Podstawowym materiałem badawczym do analizy zmian w czasie zasięgu lodów morskich w Arktyce są mapy archiwalne. Poprawne przeprowadzenie takich analiz umożliwiają Systemy Informacji Geograficznej (GIS). Celem pracy jest omówienie problemów kalibracji dawnych map lodowych Arktyki z I połowy XX wieku, pochodzących z Duńskiego Instytutu Meteorologicznego. Świadomość błędów, które powstają już w momencie określania pozycji statku czy szacowania odległości do obszarów pokrytych lodem rzuca światło na ogólną dokładność danych, jaka jest niezbędna przy wyborze metod rejestracji.

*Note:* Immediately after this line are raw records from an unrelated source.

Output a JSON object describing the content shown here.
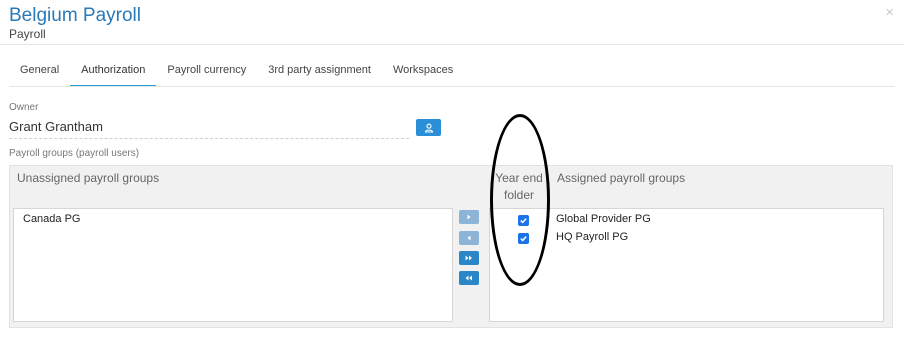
{
  "header": {
    "title": "Belgium Payroll",
    "subtitle": "Payroll",
    "close_icon": "close-icon"
  },
  "tabs": [
    {
      "label": "General",
      "active": false
    },
    {
      "label": "Authorization",
      "active": true
    },
    {
      "label": "Payroll currency",
      "active": false
    },
    {
      "label": "3rd party assignment",
      "active": false
    },
    {
      "label": "Workspaces",
      "active": false
    }
  ],
  "owner": {
    "label": "Owner",
    "value": "Grant Grantham",
    "button_icon": "user-icon"
  },
  "payroll_groups": {
    "label": "Payroll groups (payroll users)",
    "unassigned_header": "Unassigned payroll groups",
    "year_end_header": "Year end folder",
    "assigned_header": "Assigned payroll groups",
    "unassigned": [
      "Canada PG"
    ],
    "assigned": [
      {
        "name": "Global Provider PG",
        "year_end_folder": true
      },
      {
        "name": "HQ Payroll PG",
        "year_end_folder": true
      }
    ],
    "move_buttons": [
      {
        "icon": "chevron-right-icon",
        "enabled": false
      },
      {
        "icon": "chevron-left-icon",
        "enabled": false
      },
      {
        "icon": "double-chevron-right-icon",
        "enabled": true
      },
      {
        "icon": "double-chevron-left-icon",
        "enabled": true
      }
    ]
  },
  "colors": {
    "accent": "#2a7ab8",
    "button": "#2a8fd6",
    "tab_underline": "#2a9fd6",
    "checkbox": "#1a73e8"
  }
}
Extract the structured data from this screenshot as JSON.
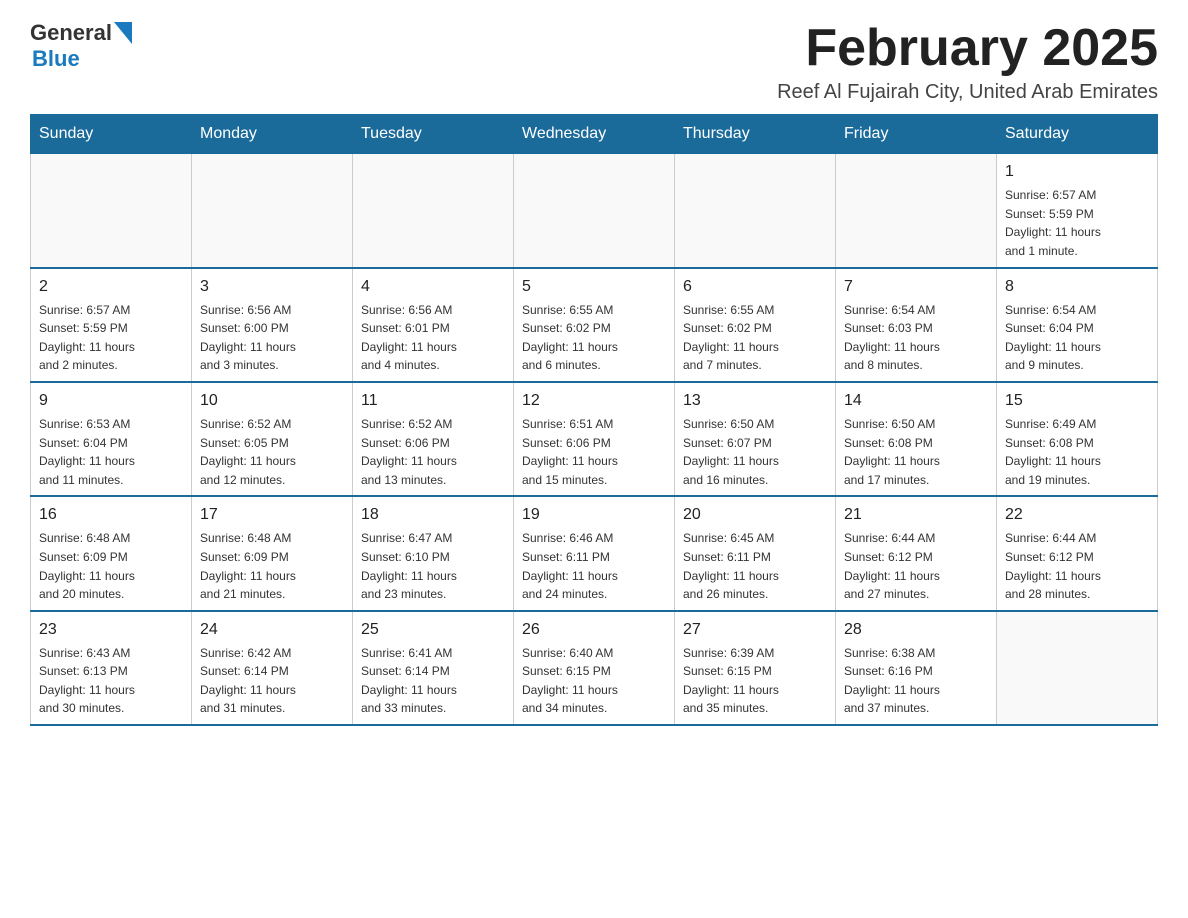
{
  "header": {
    "logo_general": "General",
    "logo_blue": "Blue",
    "title": "February 2025",
    "subtitle": "Reef Al Fujairah City, United Arab Emirates"
  },
  "weekdays": [
    "Sunday",
    "Monday",
    "Tuesday",
    "Wednesday",
    "Thursday",
    "Friday",
    "Saturday"
  ],
  "weeks": [
    [
      {
        "day": "",
        "info": ""
      },
      {
        "day": "",
        "info": ""
      },
      {
        "day": "",
        "info": ""
      },
      {
        "day": "",
        "info": ""
      },
      {
        "day": "",
        "info": ""
      },
      {
        "day": "",
        "info": ""
      },
      {
        "day": "1",
        "info": "Sunrise: 6:57 AM\nSunset: 5:59 PM\nDaylight: 11 hours\nand 1 minute."
      }
    ],
    [
      {
        "day": "2",
        "info": "Sunrise: 6:57 AM\nSunset: 5:59 PM\nDaylight: 11 hours\nand 2 minutes."
      },
      {
        "day": "3",
        "info": "Sunrise: 6:56 AM\nSunset: 6:00 PM\nDaylight: 11 hours\nand 3 minutes."
      },
      {
        "day": "4",
        "info": "Sunrise: 6:56 AM\nSunset: 6:01 PM\nDaylight: 11 hours\nand 4 minutes."
      },
      {
        "day": "5",
        "info": "Sunrise: 6:55 AM\nSunset: 6:02 PM\nDaylight: 11 hours\nand 6 minutes."
      },
      {
        "day": "6",
        "info": "Sunrise: 6:55 AM\nSunset: 6:02 PM\nDaylight: 11 hours\nand 7 minutes."
      },
      {
        "day": "7",
        "info": "Sunrise: 6:54 AM\nSunset: 6:03 PM\nDaylight: 11 hours\nand 8 minutes."
      },
      {
        "day": "8",
        "info": "Sunrise: 6:54 AM\nSunset: 6:04 PM\nDaylight: 11 hours\nand 9 minutes."
      }
    ],
    [
      {
        "day": "9",
        "info": "Sunrise: 6:53 AM\nSunset: 6:04 PM\nDaylight: 11 hours\nand 11 minutes."
      },
      {
        "day": "10",
        "info": "Sunrise: 6:52 AM\nSunset: 6:05 PM\nDaylight: 11 hours\nand 12 minutes."
      },
      {
        "day": "11",
        "info": "Sunrise: 6:52 AM\nSunset: 6:06 PM\nDaylight: 11 hours\nand 13 minutes."
      },
      {
        "day": "12",
        "info": "Sunrise: 6:51 AM\nSunset: 6:06 PM\nDaylight: 11 hours\nand 15 minutes."
      },
      {
        "day": "13",
        "info": "Sunrise: 6:50 AM\nSunset: 6:07 PM\nDaylight: 11 hours\nand 16 minutes."
      },
      {
        "day": "14",
        "info": "Sunrise: 6:50 AM\nSunset: 6:08 PM\nDaylight: 11 hours\nand 17 minutes."
      },
      {
        "day": "15",
        "info": "Sunrise: 6:49 AM\nSunset: 6:08 PM\nDaylight: 11 hours\nand 19 minutes."
      }
    ],
    [
      {
        "day": "16",
        "info": "Sunrise: 6:48 AM\nSunset: 6:09 PM\nDaylight: 11 hours\nand 20 minutes."
      },
      {
        "day": "17",
        "info": "Sunrise: 6:48 AM\nSunset: 6:09 PM\nDaylight: 11 hours\nand 21 minutes."
      },
      {
        "day": "18",
        "info": "Sunrise: 6:47 AM\nSunset: 6:10 PM\nDaylight: 11 hours\nand 23 minutes."
      },
      {
        "day": "19",
        "info": "Sunrise: 6:46 AM\nSunset: 6:11 PM\nDaylight: 11 hours\nand 24 minutes."
      },
      {
        "day": "20",
        "info": "Sunrise: 6:45 AM\nSunset: 6:11 PM\nDaylight: 11 hours\nand 26 minutes."
      },
      {
        "day": "21",
        "info": "Sunrise: 6:44 AM\nSunset: 6:12 PM\nDaylight: 11 hours\nand 27 minutes."
      },
      {
        "day": "22",
        "info": "Sunrise: 6:44 AM\nSunset: 6:12 PM\nDaylight: 11 hours\nand 28 minutes."
      }
    ],
    [
      {
        "day": "23",
        "info": "Sunrise: 6:43 AM\nSunset: 6:13 PM\nDaylight: 11 hours\nand 30 minutes."
      },
      {
        "day": "24",
        "info": "Sunrise: 6:42 AM\nSunset: 6:14 PM\nDaylight: 11 hours\nand 31 minutes."
      },
      {
        "day": "25",
        "info": "Sunrise: 6:41 AM\nSunset: 6:14 PM\nDaylight: 11 hours\nand 33 minutes."
      },
      {
        "day": "26",
        "info": "Sunrise: 6:40 AM\nSunset: 6:15 PM\nDaylight: 11 hours\nand 34 minutes."
      },
      {
        "day": "27",
        "info": "Sunrise: 6:39 AM\nSunset: 6:15 PM\nDaylight: 11 hours\nand 35 minutes."
      },
      {
        "day": "28",
        "info": "Sunrise: 6:38 AM\nSunset: 6:16 PM\nDaylight: 11 hours\nand 37 minutes."
      },
      {
        "day": "",
        "info": ""
      }
    ]
  ]
}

Archival maps of the region form the base material for the research of changes of the Arctic ice range in time. Correct and accurate analyses are possible thanks to using Geographic Information Systems (GIS). This study is about problems with georeferencing old maps of Arctic ice from the first half of the twentieth century, acquired from the Danish Meteorological Institute (DMI). Awareness of errors in determining the ship’s position or estimating the distance to ice-covered areas sheds light on the overall accuracy of the data, which is essential for the selection of a method of registration – in this case ArcGIS, version 10.0 using the georeferencing toolbar. The reason for using the affine method and problems with map registration have been discussed. The methods of registration taken into account for the purpose of this work have been divided, according to the type of layer to which the scan was knotted, into the following: – Method of point coordinates, – AOI method (linking the area of interest to the corners), – A method of linking the known content of the map (using linear or polygon shapefile). The most precise fit of the coastline has been achieved by using the method of linking the known contents of the map. The use of advanced calibration methods is not always necessary or possible due to the accuracy of the contents of the map. The information which helps recreate the process of creation of old maps and the degree of knowledge of various geographical regions at the time is of special significance. The tools used in the first half of the twentieth century made it possible to determine vessel positions with an accuracy of approximately 15 nautical miles. For calibrating the maps from DMI, the most reliable points to connect will be headlands and any kind of sharp edges of the land, giving the opportunity for clear multiple links in the process of georeferencing (calibration). Using methods based on linking multiple points is not valid if the amount of reliable link points is too small. In the early twentieth century, the only well known areas were the south coast of Greenland, Spitsbergen, Novaya Zemlya, the coast of Norway and Russia. When analyzing old maps of sea ice, we have consider numerous errors resulting from such imperfections as averaging errors, timing errors, location errors, time varying errors of measuring devices used in the first half of the 20th century, and others.